33 Example 4 During the first five seconds the velocity doesn’t change very much, so we can estimate the distance traveled during that time by assuming that the velocity is constant. If we take the velocity during that time interval to be the initial velocity (25 ft/s), then we obtain the approximate distance traveled during the first five seconds: 25 ft/s  5 s = 125 ft cont’d

34 Example 4 Similarly, during the second time interval the velocity is approximately constant and we take it to be the velocity when t = 5 s. So our estimate for the distance traveled from t = 5 s to t = 10 s is 31 ft/s  5 s = 155 ft If we add similar estimates for the other time intervals, we obtain an estimate for the total distance traveled: (25  5) + (31  5) + (35  5) + (43  5) + (47  5) + (46  5) = 1135 ft cont’d

35 Example 4 We could just as well have used the velocity at the end of each time period instead of the velocity at the beginning as our assumed constant velocity. Then our estimate becomes (31  5) + (35  5) + (43  5) + (47  5) + (46  5) + (41  5) = 1215 ft If we had wanted a more accurate estimate, we could have taken velocity readings every two seconds, or even every second. cont’d

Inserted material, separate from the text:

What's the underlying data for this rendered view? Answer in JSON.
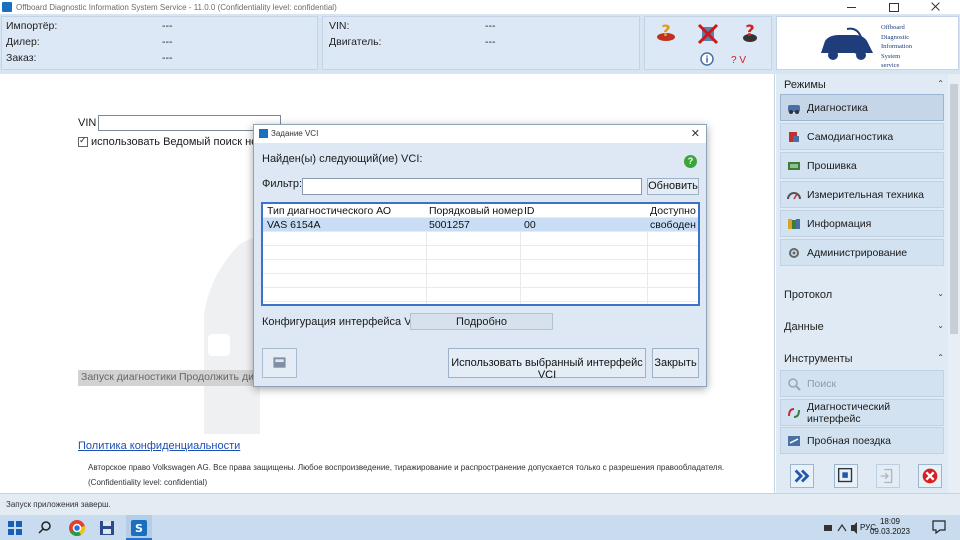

36 The Distance Problems In general, suppose an object moves with velocity v = f (t), where a  t  b and f (t)  0 (so the object always moves in the positive direction). We take velocity readings at times t 0 (= a), t 1, t 2,..., t n (= b) so that the velocity is approximately constant on each subinterval. If these times are equally spaced, then the time between consecutive readings is  t = (b – a)/n. During the first time interval the velocity is approximately f (t 0 ) and so the distance traveled is approximately f (t 0 )  t.

37 The Distance Problems Similarly, the distance traveled during the second time interval is about f (t 1 )  t and the total distance traveled during the time interval [a, b] is approximately If we use the velocity at right endpoints instead of left endpoints, our estimate for the total distance becomes

38 The Distance Problems The more frequently we measure the velocity, the more accurate our estimates become, so it seems plausible that the exact distance d traveled is the limit of such expressions: